A verbatim copy of each record is required.

*** THE RECORDS Section Begins ***

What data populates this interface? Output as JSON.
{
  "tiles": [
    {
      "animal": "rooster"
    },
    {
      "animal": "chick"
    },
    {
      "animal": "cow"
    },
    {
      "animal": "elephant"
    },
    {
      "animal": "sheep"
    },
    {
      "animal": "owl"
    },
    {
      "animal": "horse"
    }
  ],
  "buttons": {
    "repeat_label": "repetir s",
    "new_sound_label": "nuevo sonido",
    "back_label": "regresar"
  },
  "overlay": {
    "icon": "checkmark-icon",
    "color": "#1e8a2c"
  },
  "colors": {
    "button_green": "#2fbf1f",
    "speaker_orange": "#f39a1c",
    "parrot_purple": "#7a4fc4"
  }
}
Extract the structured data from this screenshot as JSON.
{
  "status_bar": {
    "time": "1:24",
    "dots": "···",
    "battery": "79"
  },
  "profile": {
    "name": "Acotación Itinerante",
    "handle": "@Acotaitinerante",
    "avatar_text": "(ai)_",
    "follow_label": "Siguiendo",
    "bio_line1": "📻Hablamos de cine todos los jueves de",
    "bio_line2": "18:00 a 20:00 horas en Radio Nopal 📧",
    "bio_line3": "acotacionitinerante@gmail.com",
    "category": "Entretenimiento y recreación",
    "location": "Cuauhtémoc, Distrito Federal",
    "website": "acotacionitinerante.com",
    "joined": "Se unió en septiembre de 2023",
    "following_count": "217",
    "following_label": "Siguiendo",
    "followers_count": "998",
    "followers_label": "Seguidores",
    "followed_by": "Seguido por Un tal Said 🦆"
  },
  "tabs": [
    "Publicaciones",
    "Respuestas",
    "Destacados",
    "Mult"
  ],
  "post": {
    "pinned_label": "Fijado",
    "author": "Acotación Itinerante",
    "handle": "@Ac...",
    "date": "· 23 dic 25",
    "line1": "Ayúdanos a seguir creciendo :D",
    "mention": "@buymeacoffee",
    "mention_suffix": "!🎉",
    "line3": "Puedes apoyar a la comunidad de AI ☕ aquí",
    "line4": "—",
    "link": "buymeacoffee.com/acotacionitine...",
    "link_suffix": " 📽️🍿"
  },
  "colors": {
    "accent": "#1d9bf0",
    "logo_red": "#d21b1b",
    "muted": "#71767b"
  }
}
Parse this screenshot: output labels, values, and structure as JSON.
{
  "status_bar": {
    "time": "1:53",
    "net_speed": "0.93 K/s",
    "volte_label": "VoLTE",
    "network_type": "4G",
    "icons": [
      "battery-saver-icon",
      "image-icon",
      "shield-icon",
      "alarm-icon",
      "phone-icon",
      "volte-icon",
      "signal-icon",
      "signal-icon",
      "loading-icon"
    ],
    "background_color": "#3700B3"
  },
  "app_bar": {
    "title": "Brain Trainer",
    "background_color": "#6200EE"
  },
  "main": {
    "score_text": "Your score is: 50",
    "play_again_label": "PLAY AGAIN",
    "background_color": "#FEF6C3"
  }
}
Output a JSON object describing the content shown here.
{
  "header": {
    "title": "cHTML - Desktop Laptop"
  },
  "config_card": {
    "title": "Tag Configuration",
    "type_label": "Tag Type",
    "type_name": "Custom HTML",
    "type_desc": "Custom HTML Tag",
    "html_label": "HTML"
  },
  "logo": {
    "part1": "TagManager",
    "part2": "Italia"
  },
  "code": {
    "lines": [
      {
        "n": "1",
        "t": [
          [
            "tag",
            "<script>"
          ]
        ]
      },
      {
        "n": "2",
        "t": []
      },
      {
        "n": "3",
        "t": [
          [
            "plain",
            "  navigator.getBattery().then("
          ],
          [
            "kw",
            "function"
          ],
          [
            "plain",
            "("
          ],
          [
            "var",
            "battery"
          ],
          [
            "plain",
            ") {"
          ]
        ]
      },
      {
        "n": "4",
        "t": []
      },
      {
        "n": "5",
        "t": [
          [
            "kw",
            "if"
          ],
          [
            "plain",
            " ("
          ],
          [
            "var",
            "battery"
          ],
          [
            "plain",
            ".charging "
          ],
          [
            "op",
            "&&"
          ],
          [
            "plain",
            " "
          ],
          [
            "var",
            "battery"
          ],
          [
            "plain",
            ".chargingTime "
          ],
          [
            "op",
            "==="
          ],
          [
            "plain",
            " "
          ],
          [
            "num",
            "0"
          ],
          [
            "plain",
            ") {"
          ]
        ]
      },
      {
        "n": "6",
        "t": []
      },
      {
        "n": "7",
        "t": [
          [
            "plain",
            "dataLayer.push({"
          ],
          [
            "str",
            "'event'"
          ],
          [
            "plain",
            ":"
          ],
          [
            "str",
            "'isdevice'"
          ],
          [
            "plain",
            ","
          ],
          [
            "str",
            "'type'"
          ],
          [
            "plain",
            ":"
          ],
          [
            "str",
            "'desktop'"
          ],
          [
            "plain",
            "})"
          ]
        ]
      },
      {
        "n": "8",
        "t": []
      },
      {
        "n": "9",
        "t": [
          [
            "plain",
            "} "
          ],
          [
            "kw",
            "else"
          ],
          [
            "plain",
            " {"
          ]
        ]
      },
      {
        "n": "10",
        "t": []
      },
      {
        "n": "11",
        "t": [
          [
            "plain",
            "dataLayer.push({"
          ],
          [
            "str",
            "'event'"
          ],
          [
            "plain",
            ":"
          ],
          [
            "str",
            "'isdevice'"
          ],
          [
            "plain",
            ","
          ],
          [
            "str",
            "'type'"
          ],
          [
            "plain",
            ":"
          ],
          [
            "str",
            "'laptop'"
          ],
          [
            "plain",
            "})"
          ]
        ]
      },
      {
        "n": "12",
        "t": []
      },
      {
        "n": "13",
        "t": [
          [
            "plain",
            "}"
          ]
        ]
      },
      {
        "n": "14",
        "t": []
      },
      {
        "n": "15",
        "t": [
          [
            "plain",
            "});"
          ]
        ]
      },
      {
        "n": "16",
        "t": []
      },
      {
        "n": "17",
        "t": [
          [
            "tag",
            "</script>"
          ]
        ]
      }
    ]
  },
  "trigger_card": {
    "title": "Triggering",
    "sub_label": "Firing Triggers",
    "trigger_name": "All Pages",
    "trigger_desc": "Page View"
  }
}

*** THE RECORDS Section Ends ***

> _EXERCISE RESULT_:
What data populates this interface? Output as JSON.
{
  "tiles": [
    {
      "animal": "rooster"
    },
    {
      "animal": "chick"
    },
    {
      "animal": "cow"
    },
    {
      "animal": "elephant"
    },
    {
      "animal": "sheep"
    },
    {
      "animal": "owl"
    },
    {
      "animal": "horse"
    }
  ],
  "buttons": {
    "repeat_label": "repetir s",
    "new_sound_label": "nuevo sonido",
    "back_label": "regresar"
  },
  "overlay": {
    "icon": "checkmark-icon",
    "color": "#1e8a2c"
  },
  "colors": {
    "button_green": "#2fbf1f",
    "speaker_orange": "#f39a1c",
    "parrot_purple": "#7a4fc4"
  }
}
Extract the structured data from this screenshot as JSON.
{
  "status_bar": {
    "time": "1:24",
    "dots": "···",
    "battery": "79"
  },
  "profile": {
    "name": "Acotación Itinerante",
    "handle": "@Acotaitinerante",
    "avatar_text": "(ai)_",
    "follow_label": "Siguiendo",
    "bio_line1": "📻Hablamos de cine todos los jueves de",
    "bio_line2": "18:00 a 20:00 horas en Radio Nopal 📧",
    "bio_line3": "acotacionitinerante@gmail.com",
    "category": "Entretenimiento y recreación",
    "location": "Cuauhtémoc, Distrito Federal",
    "website": "acotacionitinerante.com",
    "joined": "Se unió en septiembre de 2023",
    "following_count": "217",
    "following_label": "Siguiendo",
    "followers_count": "998",
    "followers_label": "Seguidores",
    "followed_by": "Seguido por Un tal Said 🦆"
  },
  "tabs": [
    "Publicaciones",
    "Respuestas",
    "Destacados",
    "Mult"
  ],
  "post": {
    "pinned_label": "Fijado",
    "author": "Acotación Itinerante",
    "handle": "@Ac...",
    "date": "· 23 dic 25",
    "line1": "Ayúdanos a seguir creciendo :D",
    "mention": "@buymeacoffee",
    "mention_suffix": "!🎉",
    "line3": "Puedes apoyar a la comunidad de AI ☕ aquí",
    "line4": "—",
    "link": "buymeacoffee.com/acotacionitine...",
    "link_suffix": " 📽️🍿"
  },
  "colors": {
    "accent": "#1d9bf0",
    "logo_red": "#d21b1b",
    "muted": "#71767b"
  }
}
Parse this screenshot: output labels, values, and structure as JSON.
{
  "status_bar": {
    "time": "1:53",
    "net_speed": "0.93 K/s",
    "volte_label": "VoLTE",
    "network_type": "4G",
    "icons": [
      "battery-saver-icon",
      "image-icon",
      "shield-icon",
      "alarm-icon",
      "phone-icon",
      "volte-icon",
      "signal-icon",
      "signal-icon",
      "loading-icon"
    ],
    "background_color": "#3700B3"
  },
  "app_bar": {
    "title": "Brain Trainer",
    "background_color": "#6200EE"
  },
  "main": {
    "score_text": "Your score is: 50",
    "play_again_label": "PLAY AGAIN",
    "background_color": "#FEF6C3"
  }
}
Output a JSON object describing the content shown here.
{
  "header": {
    "title": "cHTML - Desktop Laptop"
  },
  "config_card": {
    "title": "Tag Configuration",
    "type_label": "Tag Type",
    "type_name": "Custom HTML",
    "type_desc": "Custom HTML Tag",
    "html_label": "HTML"
  },
  "logo": {
    "part1": "TagManager",
    "part2": "Italia"
  },
  "code": {
    "lines": [
      {
        "n": "1",
        "t": [
          [
            "tag",
            "<script>"
          ]
        ]
      },
      {
        "n": "2",
        "t": []
      },
      {
        "n": "3",
        "t": [
          [
            "plain",
            "  navigator.getBattery().then("
          ],
          [
            "kw",
            "function"
          ],
          [
            "plain",
            "("
          ],
          [
            "var",
            "battery"
          ],
          [
            "plain",
            ") {"
          ]
        ]
      },
      {
        "n": "4",
        "t": []
      },
      {
        "n": "5",
        "t": [
          [
            "kw",
            "if"
          ],
          [
            "plain",
            " ("
          ],
          [
            "var",
            "battery"
          ],
          [
            "plain",
            ".charging "
          ],
          [
            "op",
            "&&"
          ],
          [
            "plain",
            " "
          ],
          [
            "var",
            "battery"
          ],
          [
            "plain",
            ".chargingTime "
          ],
          [
            "op",
            "==="
          ],
          [
            "plain",
            " "
          ],
          [
            "num",
            "0"
          ],
          [
            "plain",
            ") {"
          ]
        ]
      },
      {
        "n": "6",
        "t": []
      },
      {
        "n": "7",
        "t": [
          [
            "plain",
            "dataLayer.push({"
          ],
          [
            "str",
            "'event'"
          ],
          [
            "plain",
            ":"
          ],
          [
            "str",
            "'isdevice'"
          ],
          [
            "plain",
            ","
          ],
          [
            "str",
            "'type'"
          ],
          [
            "plain",
            ":"
          ],
          [
            "str",
            "'desktop'"
          ],
          [
            "plain",
            "})"
          ]
        ]
      },
      {
        "n": "8",
        "t": []
      },
      {
        "n": "9",
        "t": [
          [
            "plain",
            "} "
          ],
          [
            "kw",
            "else"
          ],
          [
            "plain",
            " {"
          ]
        ]
      },
      {
        "n": "10",
        "t": []
      },
      {
        "n": "11",
        "t": [
          [
            "plain",
            "dataLayer.push({"
          ],
          [
            "str",
            "'event'"
          ],
          [
            "plain",
            ":"
          ],
          [
            "str",
            "'isdevice'"
          ],
          [
            "plain",
            ","
          ],
          [
            "str",
            "'type'"
          ],
          [
            "plain",
            ":"
          ],
          [
            "str",
            "'laptop'"
          ],
          [
            "plain",
            "})"
          ]
        ]
      },
      {
        "n": "12",
        "t": []
      },
      {
        "n": "13",
        "t": [
          [
            "plain",
            "}"
          ]
        ]
      },
      {
        "n": "14",
        "t": []
      },
      {
        "n": "15",
        "t": [
          [
            "plain",
            "});"
          ]
        ]
      },
      {
        "n": "16",
        "t": []
      },
      {
        "n": "17",
        "t": [
          [
            "tag",
            "</script>"
          ]
        ]
      }
    ]
  },
  "trigger_card": {
    "title": "Triggering",
    "sub_label": "Firing Triggers",
    "trigger_name": "All Pages",
    "trigger_desc": "Page View"
  }
}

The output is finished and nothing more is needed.